In 1972, after retirement, he became an adjunct professor of political science at Kenyon College in Gambier, Ohio, until 1979, and at the American University in Washington, D.C. from 1980 to 1982. He acted as a consultant for the Center for Public Policy Education, The Brookings Institution, from 1982 to 1988.
Bauer’s wife, Maria (nee von Kahler), is the author of Beyond the Chestnut Trees, a 1984 memoir of their lives together during World War II. The Bauers have two children, Robert F. Bauer, a Washington D.C. attorney who served as Democratic National Committee, White House Counsel and personal attorney for President Barack Obama, and Virginia Ceaser, also of Washington, D.C.
Ed., The U.S. and World Affairs—Leadership, Partnership or Disengagement and the Interaction of Economics and Foreign Policy. University Press of Virginia. 1975.
Ed., The Austrian Solution—International Conflict and Cooperation. University Press of Virginia. 1982.
The United States and the European Neutrals in International Affairs. (Laxenburg Papers, Hanspeter Neubold, Hans Thalberg, Eds.) William Braumuller, Universitats-Verlagsbuchhandlung. Vienna. 1984.
Ed., The Threat of International Terrorism, with Gifford Malone and Sheila Muccio. Oceana Publications. 1988.

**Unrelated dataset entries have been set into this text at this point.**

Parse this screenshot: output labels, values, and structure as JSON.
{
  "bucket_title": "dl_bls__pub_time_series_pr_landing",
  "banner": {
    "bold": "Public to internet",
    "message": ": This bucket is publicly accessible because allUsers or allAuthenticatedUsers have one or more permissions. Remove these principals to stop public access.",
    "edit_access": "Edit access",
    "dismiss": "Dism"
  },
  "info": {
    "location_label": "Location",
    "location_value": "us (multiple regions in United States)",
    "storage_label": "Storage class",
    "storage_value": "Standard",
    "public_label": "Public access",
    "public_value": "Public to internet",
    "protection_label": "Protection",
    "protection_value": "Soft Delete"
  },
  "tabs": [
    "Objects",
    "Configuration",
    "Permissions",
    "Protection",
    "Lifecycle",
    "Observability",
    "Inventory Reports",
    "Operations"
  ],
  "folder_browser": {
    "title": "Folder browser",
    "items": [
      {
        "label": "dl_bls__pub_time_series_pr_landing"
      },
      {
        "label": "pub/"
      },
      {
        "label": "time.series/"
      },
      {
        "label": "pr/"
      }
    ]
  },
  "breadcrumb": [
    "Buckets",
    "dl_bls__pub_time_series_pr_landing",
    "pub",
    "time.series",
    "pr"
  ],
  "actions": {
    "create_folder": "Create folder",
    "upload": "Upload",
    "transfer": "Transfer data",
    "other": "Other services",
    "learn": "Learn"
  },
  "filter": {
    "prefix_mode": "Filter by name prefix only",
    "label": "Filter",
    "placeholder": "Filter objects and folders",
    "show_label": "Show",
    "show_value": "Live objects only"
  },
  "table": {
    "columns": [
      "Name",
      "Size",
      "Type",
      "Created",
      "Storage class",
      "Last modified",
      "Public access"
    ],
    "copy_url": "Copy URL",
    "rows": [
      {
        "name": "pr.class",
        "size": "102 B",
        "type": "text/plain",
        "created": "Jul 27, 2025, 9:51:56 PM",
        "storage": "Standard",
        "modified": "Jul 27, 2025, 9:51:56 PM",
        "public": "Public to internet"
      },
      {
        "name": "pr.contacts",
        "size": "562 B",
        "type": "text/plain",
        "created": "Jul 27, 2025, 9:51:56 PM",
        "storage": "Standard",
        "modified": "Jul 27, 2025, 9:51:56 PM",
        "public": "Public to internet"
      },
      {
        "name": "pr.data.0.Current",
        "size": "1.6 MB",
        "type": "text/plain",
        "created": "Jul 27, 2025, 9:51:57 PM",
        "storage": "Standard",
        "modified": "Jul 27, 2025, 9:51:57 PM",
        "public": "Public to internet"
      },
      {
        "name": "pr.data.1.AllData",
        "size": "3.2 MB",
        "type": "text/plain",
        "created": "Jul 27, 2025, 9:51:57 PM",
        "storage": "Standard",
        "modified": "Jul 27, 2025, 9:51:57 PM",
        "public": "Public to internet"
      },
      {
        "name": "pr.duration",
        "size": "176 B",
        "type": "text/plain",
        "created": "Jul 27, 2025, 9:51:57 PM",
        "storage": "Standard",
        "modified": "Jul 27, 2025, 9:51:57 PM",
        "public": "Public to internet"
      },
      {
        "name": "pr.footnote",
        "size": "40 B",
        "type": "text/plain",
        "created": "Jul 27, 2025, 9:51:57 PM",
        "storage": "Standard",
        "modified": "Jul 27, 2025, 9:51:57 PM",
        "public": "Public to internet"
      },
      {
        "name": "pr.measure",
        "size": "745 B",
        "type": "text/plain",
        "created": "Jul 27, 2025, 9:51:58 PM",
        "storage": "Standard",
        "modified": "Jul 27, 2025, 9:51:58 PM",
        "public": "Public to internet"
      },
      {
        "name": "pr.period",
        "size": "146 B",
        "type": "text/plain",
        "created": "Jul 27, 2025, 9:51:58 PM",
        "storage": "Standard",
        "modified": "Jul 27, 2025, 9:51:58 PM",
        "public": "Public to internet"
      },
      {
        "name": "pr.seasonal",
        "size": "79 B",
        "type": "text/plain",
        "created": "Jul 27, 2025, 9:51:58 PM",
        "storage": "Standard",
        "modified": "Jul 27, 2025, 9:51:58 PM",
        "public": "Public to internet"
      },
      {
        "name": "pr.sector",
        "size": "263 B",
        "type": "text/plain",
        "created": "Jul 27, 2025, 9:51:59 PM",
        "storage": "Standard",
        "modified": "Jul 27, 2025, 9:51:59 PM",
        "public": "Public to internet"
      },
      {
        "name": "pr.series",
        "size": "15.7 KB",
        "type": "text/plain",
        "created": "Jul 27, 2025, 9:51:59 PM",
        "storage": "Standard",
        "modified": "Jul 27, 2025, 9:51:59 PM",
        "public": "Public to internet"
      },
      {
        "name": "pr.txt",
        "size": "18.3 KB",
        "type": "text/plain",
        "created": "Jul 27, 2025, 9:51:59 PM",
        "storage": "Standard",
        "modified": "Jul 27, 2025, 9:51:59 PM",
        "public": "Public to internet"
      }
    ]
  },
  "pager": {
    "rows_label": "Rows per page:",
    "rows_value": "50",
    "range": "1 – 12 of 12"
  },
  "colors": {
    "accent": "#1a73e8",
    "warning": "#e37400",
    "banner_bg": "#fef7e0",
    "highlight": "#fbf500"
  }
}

Meritorious Honor award of the United States Information Agency for “outstanding performance of his duties as a lecturer in international relations.” 1972.
U.S. Department of State’s Tribute of Appreciation for sustained contributions as an American Specialist significantly building human foundations of peace between nations and the United States of America. 1978.
Republic of Austria’s Medal of Honor for Service in the Liberation of Austria. 1980.
Robert Bauer’s personal papers are on file with the Eisenhower Presidential Library and Museum in Abilene, Kansas, where they are being processed.
1 Robert Bauer, Personal, signed letters from Count Francis Trauttmansdorf, secretary to Archduke Otto of Austria, Dec. 3, 1940; and Martin Fuchs, vice president of the Austrian League in France, Dec. 5, 1940, Eisenhower Presidential Library and Museum.
2 Jonah Barrington, "Heil Hitler? NO! Good Luck, Rudolph," Daily Express, Oct. 31, 1939.
² David Snyder, “A Brief History of VOA Bethany Antennas,” National Voice of America Museum of Broadcasting, May, 2012, unpublished.
³ Robert Bauer, Interview with Cliff Groce, Foreign Affairs Oral History Collection of the Association for Diplomatic Studies and Training, Oct. 4, 1989.
Robert Bauer, “June 6, 1944: At the American Broadcasting Station in Europe,” USIA World, December, 1995, Vol. 13, No. 4.
5 United States, Congressional Record, (Washington: GPO, 1953. March 2, 1953.)